Bel Trew, Cairo
British archaeologist Howard Carter described the moment he first set eyes on Tutankhamun’s glittering funerary mask with quiet reverence. It was 1923; more than 3,000 years had elapsed since anyone had gazed upon the coffin of the 18-year-old pharaoh who had become, he scribbled in his notebook, “little more than a shadow of a name”.
“In contrast to the dark and sombre effect, due to [the anointing] unguents, was a brilliant, magnificent, burnished gold mask of the king,” he wrote. The mournful face of the dead teenager was crowned with a headdress of gold and lapis lazuli; below it was a broad collar encrusted with semi-precious stones. On his forehead was a vulture and a cobra: symbols of Upper and Lower Egypt.

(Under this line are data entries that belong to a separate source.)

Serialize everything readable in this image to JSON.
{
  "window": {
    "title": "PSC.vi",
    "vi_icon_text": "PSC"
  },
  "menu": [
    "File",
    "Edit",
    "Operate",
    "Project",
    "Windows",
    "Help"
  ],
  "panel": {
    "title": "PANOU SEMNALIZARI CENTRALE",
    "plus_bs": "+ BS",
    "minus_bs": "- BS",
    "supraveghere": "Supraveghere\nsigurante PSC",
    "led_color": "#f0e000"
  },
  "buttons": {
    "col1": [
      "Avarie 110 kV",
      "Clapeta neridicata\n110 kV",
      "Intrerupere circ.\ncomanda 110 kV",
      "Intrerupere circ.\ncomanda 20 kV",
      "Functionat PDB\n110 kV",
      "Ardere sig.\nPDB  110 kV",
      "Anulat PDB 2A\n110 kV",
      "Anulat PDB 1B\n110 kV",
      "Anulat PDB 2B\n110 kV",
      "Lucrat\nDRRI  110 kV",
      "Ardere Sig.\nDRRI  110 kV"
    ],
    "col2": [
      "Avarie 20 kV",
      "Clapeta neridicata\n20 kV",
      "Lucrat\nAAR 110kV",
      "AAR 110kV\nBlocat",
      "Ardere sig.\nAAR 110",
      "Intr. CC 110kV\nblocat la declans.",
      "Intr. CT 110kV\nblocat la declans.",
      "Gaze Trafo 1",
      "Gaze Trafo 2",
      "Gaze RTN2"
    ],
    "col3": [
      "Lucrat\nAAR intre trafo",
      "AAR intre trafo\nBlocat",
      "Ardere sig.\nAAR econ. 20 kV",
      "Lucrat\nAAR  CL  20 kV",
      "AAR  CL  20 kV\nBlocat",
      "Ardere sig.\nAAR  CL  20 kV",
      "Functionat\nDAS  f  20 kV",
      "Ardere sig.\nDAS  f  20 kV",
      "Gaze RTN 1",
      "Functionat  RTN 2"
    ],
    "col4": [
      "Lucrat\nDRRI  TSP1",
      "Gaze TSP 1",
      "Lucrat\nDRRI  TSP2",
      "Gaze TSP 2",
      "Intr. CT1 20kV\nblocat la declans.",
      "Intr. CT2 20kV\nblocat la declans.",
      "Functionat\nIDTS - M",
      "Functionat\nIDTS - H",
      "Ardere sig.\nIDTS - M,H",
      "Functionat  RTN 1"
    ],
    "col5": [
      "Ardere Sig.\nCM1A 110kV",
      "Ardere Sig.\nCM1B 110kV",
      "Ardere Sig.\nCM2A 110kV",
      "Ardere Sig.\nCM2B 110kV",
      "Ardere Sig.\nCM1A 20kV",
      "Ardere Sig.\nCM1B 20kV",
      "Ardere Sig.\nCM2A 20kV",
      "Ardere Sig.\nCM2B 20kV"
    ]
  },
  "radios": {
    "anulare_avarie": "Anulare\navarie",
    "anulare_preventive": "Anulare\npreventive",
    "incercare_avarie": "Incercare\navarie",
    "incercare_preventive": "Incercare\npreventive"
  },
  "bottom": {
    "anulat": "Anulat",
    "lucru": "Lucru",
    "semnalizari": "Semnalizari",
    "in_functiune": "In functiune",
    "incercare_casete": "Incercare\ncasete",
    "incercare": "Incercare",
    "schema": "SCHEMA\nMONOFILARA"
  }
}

Discovering Tutankhamun, a new exhibition at the Ashmolean Museum in Oxford that opens later this month, explores the circumstances surrounding the 1920s dig and its impact on the popular culture of the day after The Times published the first pictures. Around the world, “King Tut” fever took hold, says Paul Collins, one of the show’s curators — the bejewelled funerary mask of the child-king was immortalised in songs, films and tacky merchandise, examples of which will be on display alongside photographs and papers detailing the dig. But in Egypt, as the state took control against the backdrop of a rising nationalist movement (sending Carter’s wealthy patron Lord Carnarvon packing back to Highclere Castle), the image of the boy king and his iconic mask came to symbolise much more: resistance and victory against European imperialism. Now, Collins points out, it has again been appropriated in contemporary Egypt in a way that would have astonished the unelected teen demi-god — as a symbol of revolution against an oppressive state.